I think about and plan series of images, often for quite some time before and over an extended period of time during their development. While I’m focussed, I look for surprises and modify my plans based on the new insights they introduce at every creative stage – planning, exposure, development, reflection, redevelopment, metamorphosis.
Find more images here.
Find out about my Iceland workshops here.
The patterns found in a majority of my images were created by nature. Yet the surfaces in these pictures are not untouched by me. I have influenced them all: by selection of moment; by choice of perspective; by use of tool; by inclusion and exclusion with the picture frame; by further eliminations from and additions to what remains within the picture frame; by changing proportion; by orchestrating color; by creating symmetries; etc. I consider all of these opportunities to collaborate with the hand of nature.

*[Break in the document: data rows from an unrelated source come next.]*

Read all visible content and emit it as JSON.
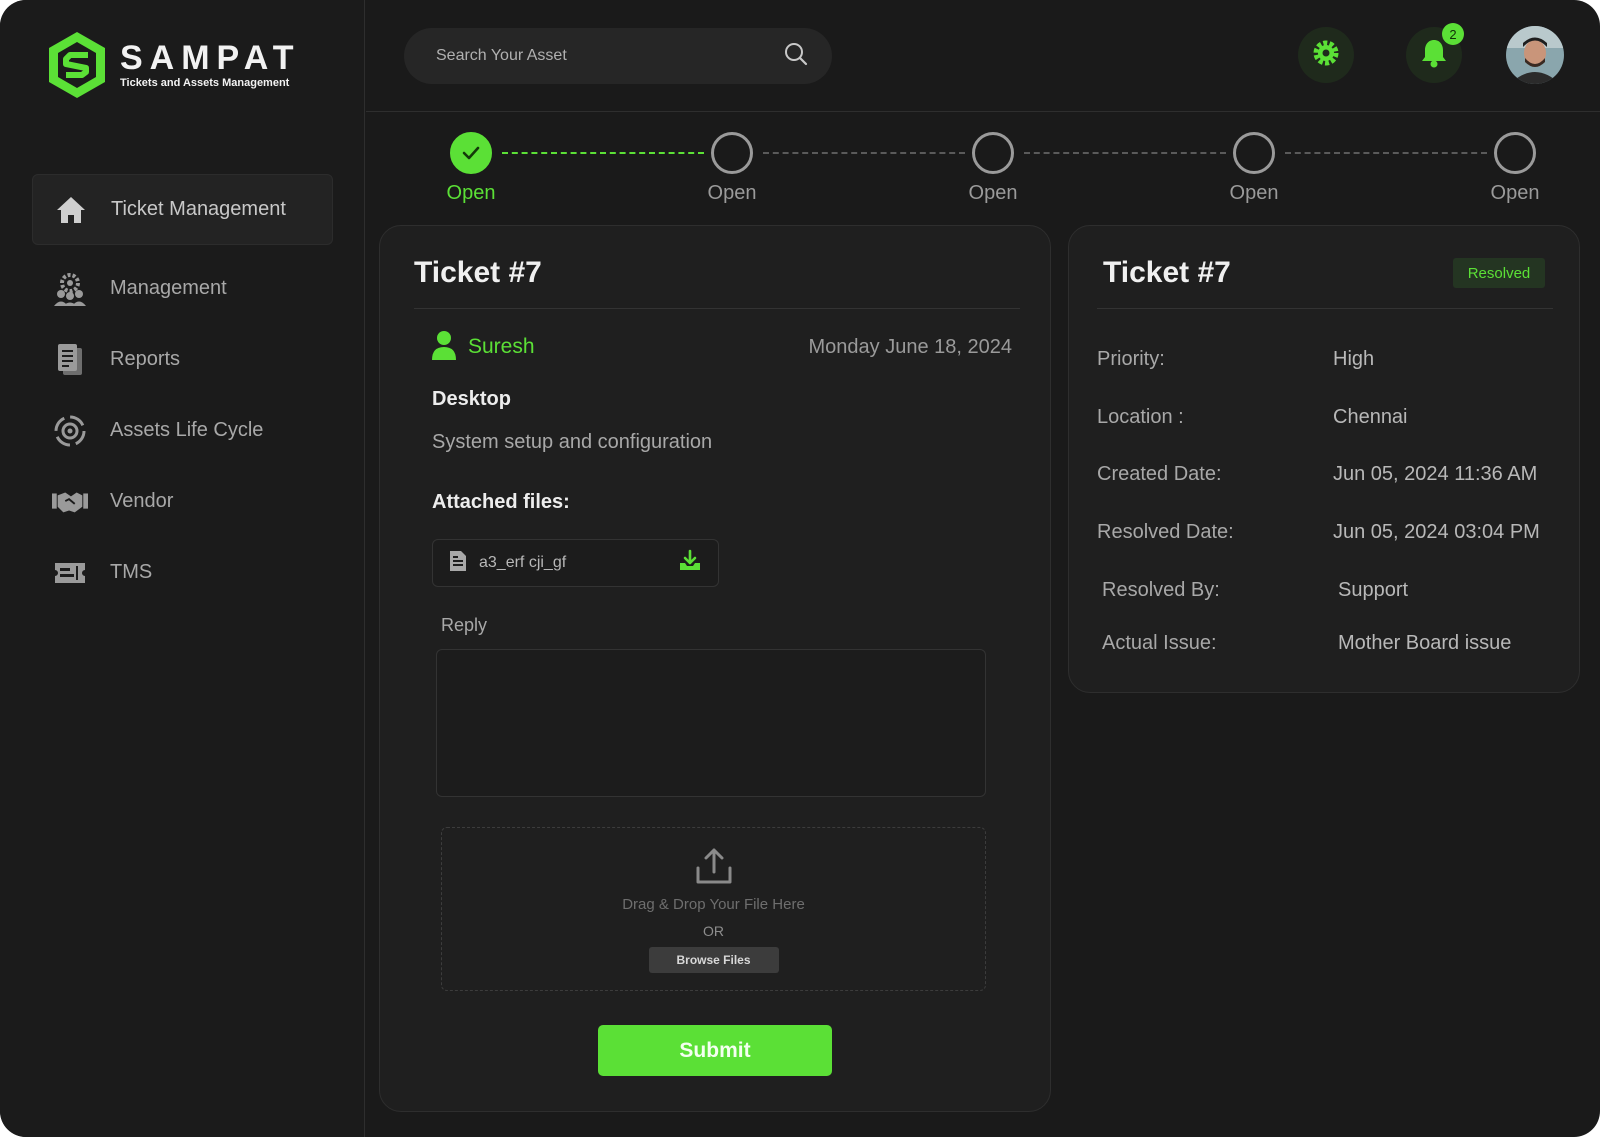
{
  "brand": {
    "title": "SAMPAT",
    "subtitle": "Tickets and Assets Management",
    "accent_color": "#5be036"
  },
  "sidebar": {
    "items": [
      {
        "label": "Ticket Management",
        "icon": "home-icon",
        "active": true
      },
      {
        "label": "Management",
        "icon": "team-gear-icon"
      },
      {
        "label": "Reports",
        "icon": "reports-icon"
      },
      {
        "label": "Assets Life Cycle",
        "icon": "lifecycle-icon"
      },
      {
        "label": "Vendor",
        "icon": "handshake-icon"
      },
      {
        "label": "TMS",
        "icon": "ticket-icon"
      }
    ]
  },
  "header": {
    "search_placeholder": "Search Your Asset",
    "notification_count": "2"
  },
  "stepper": {
    "steps": [
      {
        "label": "Open",
        "done": true
      },
      {
        "label": "Open",
        "done": false
      },
      {
        "label": "Open",
        "done": false
      },
      {
        "label": "Open",
        "done": false
      },
      {
        "label": "Open",
        "done": false
      }
    ]
  },
  "ticket": {
    "title": "Ticket #7",
    "user": "Suresh",
    "date": "Monday June 18, 2024",
    "subject": "Desktop",
    "description": "System setup and configuration",
    "attached_label": "Attached files:",
    "file_name": "a3_erf cji_gf",
    "reply_label": "Reply",
    "dropzone_text": "Drag & Drop Your File Here",
    "dropzone_or": "OR",
    "browse_label": "Browse Files",
    "submit_label": "Submit"
  },
  "details": {
    "title": "Ticket #7",
    "status": "Resolved",
    "rows": [
      {
        "key": "Priority:",
        "value": "High"
      },
      {
        "key": "Location :",
        "value": "Chennai"
      },
      {
        "key": "Created Date:",
        "value": "Jun 05, 2024 11:36 AM"
      },
      {
        "key": "Resolved Date:",
        "value": "Jun 05, 2024 03:04 PM"
      },
      {
        "key": "Resolved By:",
        "value": "Support"
      },
      {
        "key": "Actual Issue:",
        "value": "Mother Board issue"
      }
    ]
  }
}
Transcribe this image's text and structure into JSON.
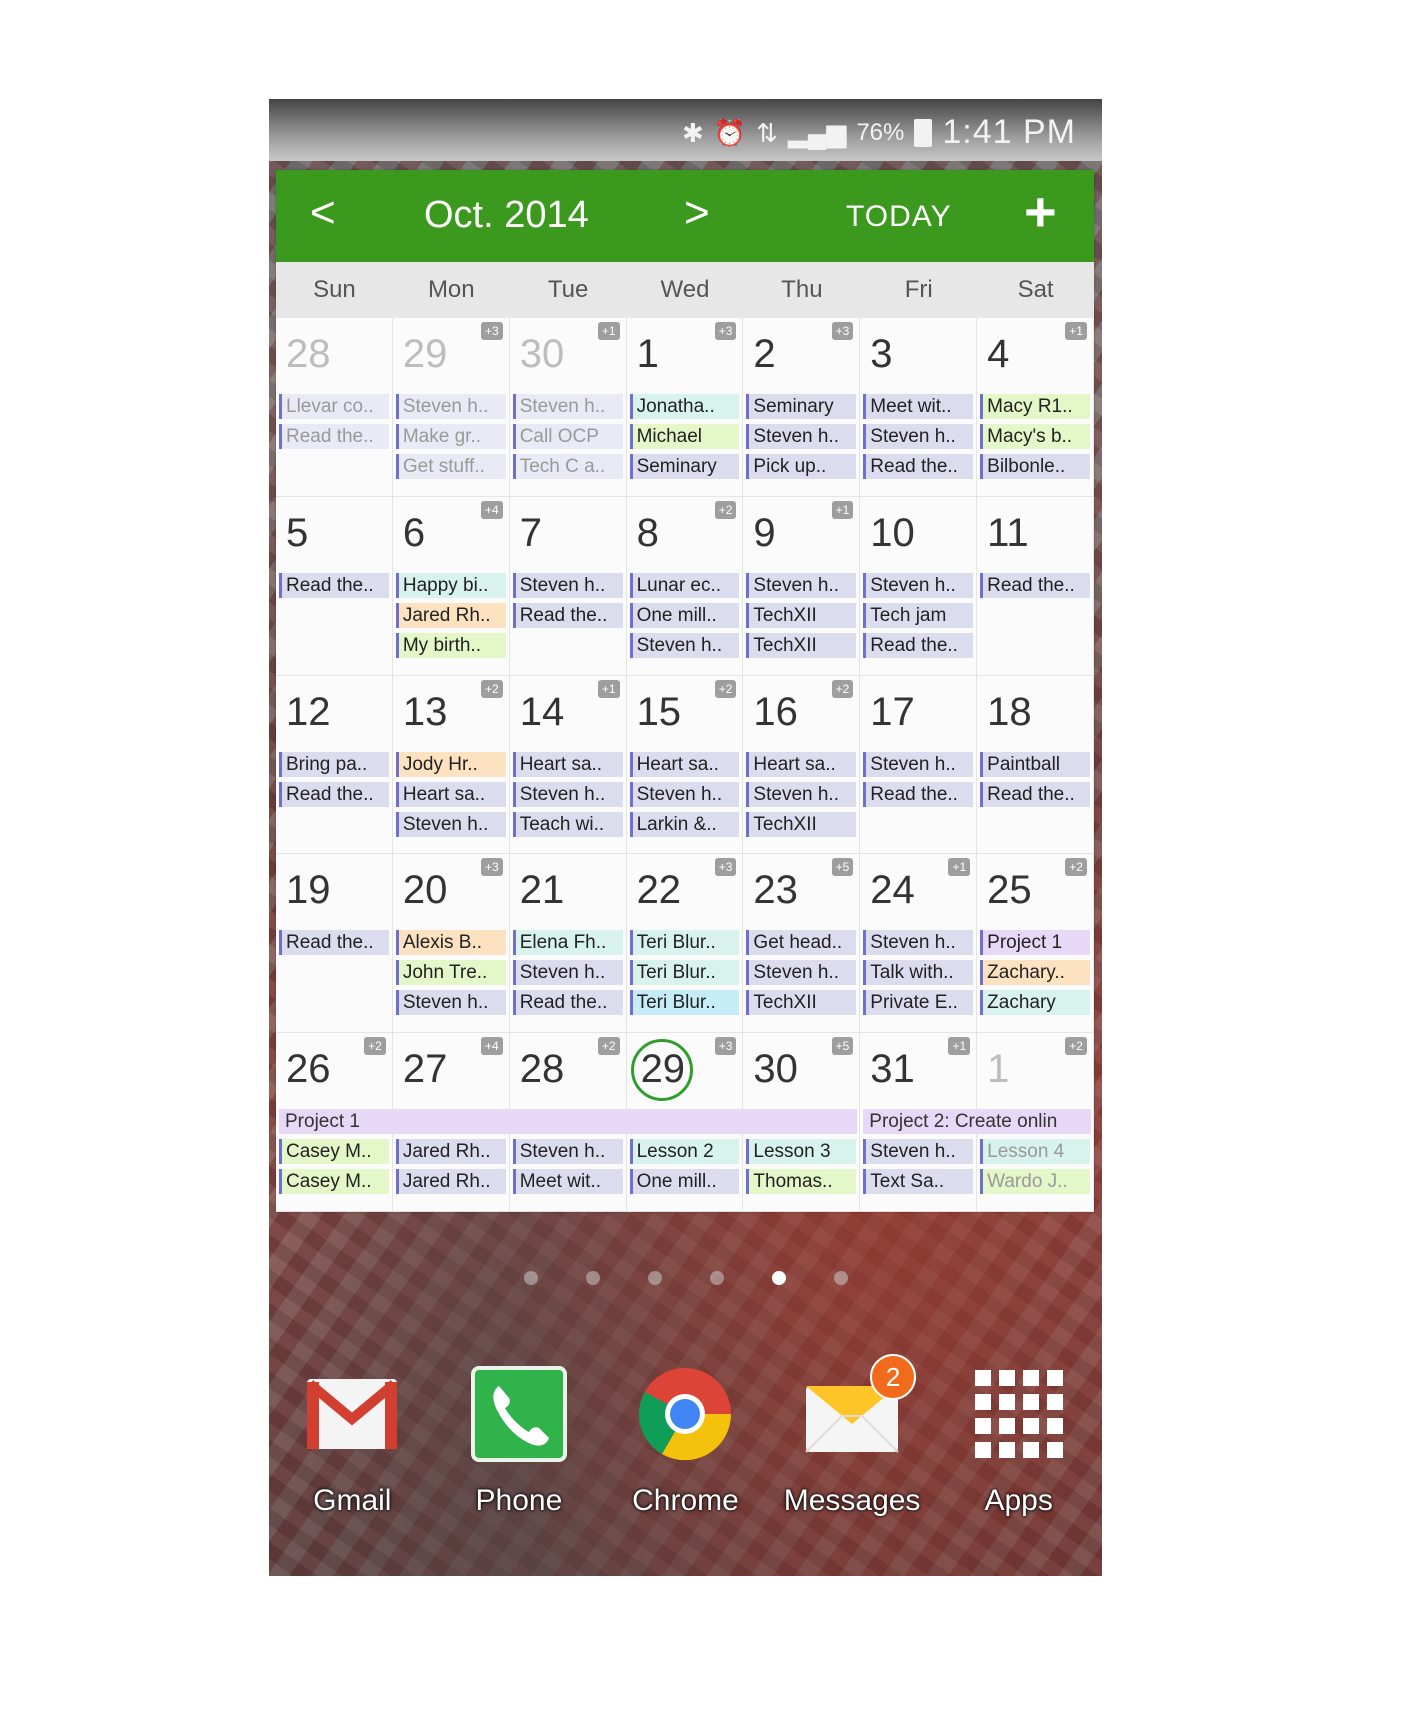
{
  "status_bar": {
    "battery": "76%",
    "time": "1:41 PM"
  },
  "calendar": {
    "month_title": "Oct. 2014",
    "prev_glyph": "<",
    "next_glyph": ">",
    "today_label": "TODAY",
    "add_glyph": "+",
    "weekdays": [
      "Sun",
      "Mon",
      "Tue",
      "Wed",
      "Thu",
      "Fri",
      "Sat"
    ],
    "today_date": "29",
    "colors": {
      "header": "#3b9a1e",
      "today_ring": "#2f9e2f"
    },
    "weeks": [
      [
        {
          "day": "28",
          "other": true,
          "more": "",
          "events": [
            {
              "t": "Llevar co..",
              "c": "#eaeaf6"
            },
            {
              "t": "Read the..",
              "c": "#eaeaf6"
            }
          ]
        },
        {
          "day": "29",
          "other": true,
          "more": "+3",
          "events": [
            {
              "t": "Steven h..",
              "c": "#eaeaf6"
            },
            {
              "t": "Make gr..",
              "c": "#eaeaf6"
            },
            {
              "t": "Get stuff..",
              "c": "#eaeaf6"
            }
          ]
        },
        {
          "day": "30",
          "other": true,
          "more": "+1",
          "events": [
            {
              "t": "Steven h..",
              "c": "#eaeaf6"
            },
            {
              "t": "Call OCP",
              "c": "#eaeaf6"
            },
            {
              "t": "Tech C a..",
              "c": "#eaeaf6"
            }
          ]
        },
        {
          "day": "1",
          "other": false,
          "more": "+3",
          "events": [
            {
              "t": "Jonatha..",
              "c": "#d8f3ee"
            },
            {
              "t": "Michael",
              "c": "#e3f7c8"
            },
            {
              "t": "Seminary",
              "c": "#dcdcef"
            }
          ]
        },
        {
          "day": "2",
          "other": false,
          "more": "+3",
          "events": [
            {
              "t": "Seminary",
              "c": "#dcdcef"
            },
            {
              "t": "Steven h..",
              "c": "#dcdcef"
            },
            {
              "t": "Pick up..",
              "c": "#dcdcef"
            }
          ]
        },
        {
          "day": "3",
          "other": false,
          "more": "",
          "events": [
            {
              "t": "Meet wit..",
              "c": "#dcdcef"
            },
            {
              "t": "Steven h..",
              "c": "#dcdcef"
            },
            {
              "t": "Read the..",
              "c": "#dcdcef"
            }
          ]
        },
        {
          "day": "4",
          "other": false,
          "more": "+1",
          "events": [
            {
              "t": "Macy R1..",
              "c": "#e3f7c8"
            },
            {
              "t": "Macy's b..",
              "c": "#e3f7c8"
            },
            {
              "t": "Bilbonle..",
              "c": "#dcdcef"
            }
          ]
        }
      ],
      [
        {
          "day": "5",
          "other": false,
          "more": "",
          "events": [
            {
              "t": "Read the..",
              "c": "#dcdcef"
            }
          ]
        },
        {
          "day": "6",
          "other": false,
          "more": "+4",
          "events": [
            {
              "t": "Happy bi..",
              "c": "#d8f3ee"
            },
            {
              "t": "Jared Rh..",
              "c": "#fde2c2"
            },
            {
              "t": "My birth..",
              "c": "#e3f7c8"
            }
          ]
        },
        {
          "day": "7",
          "other": false,
          "more": "",
          "events": [
            {
              "t": "Steven h..",
              "c": "#dcdcef"
            },
            {
              "t": "Read the..",
              "c": "#dcdcef"
            }
          ]
        },
        {
          "day": "8",
          "other": false,
          "more": "+2",
          "events": [
            {
              "t": "Lunar ec..",
              "c": "#dcdcef"
            },
            {
              "t": "One mill..",
              "c": "#dcdcef"
            },
            {
              "t": "Steven h..",
              "c": "#dcdcef"
            }
          ]
        },
        {
          "day": "9",
          "other": false,
          "more": "+1",
          "events": [
            {
              "t": "Steven h..",
              "c": "#dcdcef"
            },
            {
              "t": "TechXII",
              "c": "#dcdcef"
            },
            {
              "t": "TechXII",
              "c": "#dcdcef"
            }
          ]
        },
        {
          "day": "10",
          "other": false,
          "more": "",
          "events": [
            {
              "t": "Steven h..",
              "c": "#dcdcef"
            },
            {
              "t": "Tech jam",
              "c": "#dcdcef"
            },
            {
              "t": "Read the..",
              "c": "#dcdcef"
            }
          ]
        },
        {
          "day": "11",
          "other": false,
          "more": "",
          "events": [
            {
              "t": "Read the..",
              "c": "#dcdcef"
            }
          ]
        }
      ],
      [
        {
          "day": "12",
          "other": false,
          "more": "",
          "events": [
            {
              "t": "Bring pa..",
              "c": "#dcdcef"
            },
            {
              "t": "Read the..",
              "c": "#dcdcef"
            }
          ]
        },
        {
          "day": "13",
          "other": false,
          "more": "+2",
          "events": [
            {
              "t": "Jody Hr..",
              "c": "#fde2c2"
            },
            {
              "t": "Heart sa..",
              "c": "#dcdcef"
            },
            {
              "t": "Steven h..",
              "c": "#dcdcef"
            }
          ]
        },
        {
          "day": "14",
          "other": false,
          "more": "+1",
          "events": [
            {
              "t": "Heart sa..",
              "c": "#dcdcef"
            },
            {
              "t": "Steven h..",
              "c": "#dcdcef"
            },
            {
              "t": "Teach wi..",
              "c": "#dcdcef"
            }
          ]
        },
        {
          "day": "15",
          "other": false,
          "more": "+2",
          "events": [
            {
              "t": "Heart sa..",
              "c": "#dcdcef"
            },
            {
              "t": "Steven h..",
              "c": "#dcdcef"
            },
            {
              "t": "Larkin &..",
              "c": "#dcdcef"
            }
          ]
        },
        {
          "day": "16",
          "other": false,
          "more": "+2",
          "events": [
            {
              "t": "Heart sa..",
              "c": "#dcdcef"
            },
            {
              "t": "Steven h..",
              "c": "#dcdcef"
            },
            {
              "t": "TechXII",
              "c": "#dcdcef"
            }
          ]
        },
        {
          "day": "17",
          "other": false,
          "more": "",
          "events": [
            {
              "t": "Steven h..",
              "c": "#dcdcef"
            },
            {
              "t": "Read the..",
              "c": "#dcdcef"
            }
          ]
        },
        {
          "day": "18",
          "other": false,
          "more": "",
          "events": [
            {
              "t": "Paintball",
              "c": "#dcdcef"
            },
            {
              "t": "Read the..",
              "c": "#dcdcef"
            }
          ]
        }
      ],
      [
        {
          "day": "19",
          "other": false,
          "more": "",
          "events": [
            {
              "t": "Read the..",
              "c": "#dcdcef"
            }
          ]
        },
        {
          "day": "20",
          "other": false,
          "more": "+3",
          "events": [
            {
              "t": "Alexis B..",
              "c": "#fde2c2"
            },
            {
              "t": "John Tre..",
              "c": "#e3f7c8"
            },
            {
              "t": "Steven h..",
              "c": "#dcdcef"
            }
          ]
        },
        {
          "day": "21",
          "other": false,
          "more": "",
          "events": [
            {
              "t": "Elena Fh..",
              "c": "#d8f3ee"
            },
            {
              "t": "Steven h..",
              "c": "#dcdcef"
            },
            {
              "t": "Read the..",
              "c": "#dcdcef"
            }
          ]
        },
        {
          "day": "22",
          "other": false,
          "more": "+3",
          "events": [
            {
              "t": "Teri Blur..",
              "c": "#d8f3ee"
            },
            {
              "t": "Teri Blur..",
              "c": "#d8f3ee"
            },
            {
              "t": "Teri Blur..",
              "c": "#c6ecf7"
            }
          ]
        },
        {
          "day": "23",
          "other": false,
          "more": "+5",
          "events": [
            {
              "t": "Get head..",
              "c": "#dcdcef"
            },
            {
              "t": "Steven h..",
              "c": "#dcdcef"
            },
            {
              "t": "TechXII",
              "c": "#dcdcef"
            }
          ]
        },
        {
          "day": "24",
          "other": false,
          "more": "+1",
          "events": [
            {
              "t": "Steven h..",
              "c": "#dcdcef"
            },
            {
              "t": "Talk with..",
              "c": "#dcdcef"
            },
            {
              "t": "Private E..",
              "c": "#dcdcef"
            }
          ]
        },
        {
          "day": "25",
          "other": false,
          "more": "+2",
          "events": [
            {
              "t": "Project 1",
              "c": "#e6d8f6"
            },
            {
              "t": "Zachary..",
              "c": "#fde2c2"
            },
            {
              "t": "Zachary",
              "c": "#d8f3ee"
            }
          ]
        }
      ],
      [
        {
          "day": "26",
          "other": false,
          "more": "+2",
          "events": [
            {
              "t": "Casey M..",
              "c": "#e3f7c8"
            },
            {
              "t": "Casey M..",
              "c": "#e3f7c8"
            }
          ]
        },
        {
          "day": "27",
          "other": false,
          "more": "+4",
          "events": [
            {
              "t": "Jared Rh..",
              "c": "#dcdcef"
            },
            {
              "t": "Jared Rh..",
              "c": "#dcdcef"
            }
          ]
        },
        {
          "day": "28",
          "other": false,
          "more": "+2",
          "events": [
            {
              "t": "Steven h..",
              "c": "#dcdcef"
            },
            {
              "t": "Meet wit..",
              "c": "#dcdcef"
            }
          ]
        },
        {
          "day": "29",
          "other": false,
          "more": "+3",
          "events": [
            {
              "t": "Lesson 2",
              "c": "#d8f3ee"
            },
            {
              "t": "One mill..",
              "c": "#dcdcef"
            }
          ]
        },
        {
          "day": "30",
          "other": false,
          "more": "+5",
          "events": [
            {
              "t": "Lesson 3",
              "c": "#d8f3ee"
            },
            {
              "t": "Thomas..",
              "c": "#e3f7c8"
            }
          ]
        },
        {
          "day": "31",
          "other": false,
          "more": "+1",
          "events": [
            {
              "t": "Steven h..",
              "c": "#dcdcef"
            },
            {
              "t": "Text Sa..",
              "c": "#dcdcef"
            }
          ]
        },
        {
          "day": "1",
          "other": true,
          "more": "+2",
          "events": [
            {
              "t": "Lesson 4",
              "c": "#d8f3ee"
            },
            {
              "t": "Wardo J..",
              "c": "#e3f7c8"
            }
          ]
        }
      ]
    ],
    "spanning_events": [
      {
        "label": "Project 1",
        "color": "#e6d8f6"
      },
      {
        "label": "Project 2: Create onlin",
        "color": "#e6d8f6"
      }
    ]
  },
  "dock": {
    "apps": [
      {
        "label": "Gmail",
        "icon": "gmail-icon"
      },
      {
        "label": "Phone",
        "icon": "phone-icon"
      },
      {
        "label": "Chrome",
        "icon": "chrome-icon"
      },
      {
        "label": "Messages",
        "icon": "messages-icon",
        "badge": "2"
      },
      {
        "label": "Apps",
        "icon": "apps-grid-icon"
      }
    ]
  }
}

With growing frequency, traces of my physical presence are displayed in my images. Sometimes I set things on fire. Sometimes, I push and pull smoke with my breath. Sometimes, I toss ash in the air. At other times, I create ripples in water. In this case, the circles and trails in the receding foam were created by placing my feet in the pulsing surf.
I prefer that the marks I make in nature remain ephemeral. In this way, the next person who experiences the same location I was in, is free to experience it in their own ways. If we’re lucky, we may even be able to compare our experiences. The only durable mark I leave in my process is the photograph itself.
The impulse to acknowledge my involvement in every moment and create something beautiful from it, has been growing stronger and stronger within me.
View / read more here.
I often find the same compositional strategies, patterns, subjects and themes resurface in our work. Sometimes the ideas from two different images merge into a new one. I pay close attention to these visual bridges as they help me understand the both the similarities and differences between individual images and series.
In Inhalation 29 two series (Inhalation and Suffusion) cross-pollinate.
For more on this read my ebook Combination.
The exposures for this image were made in Iceland.
Learn about my Iceland digital photography workshops here.
Every year I take an extended period of time to make new images.
These two images came through last night.
They’re part of my series Exhalation.
They’ll soon to be collected in a new Blurb book, portfolio, and exhibit.
Formally they explore giving symmetry a twist and white.
Thematically they suggest that the whole of nature can be seen as being alive.
The two source images are of Antarctic clouds and icebergs on the horizon.
Read more to see the source files … Read More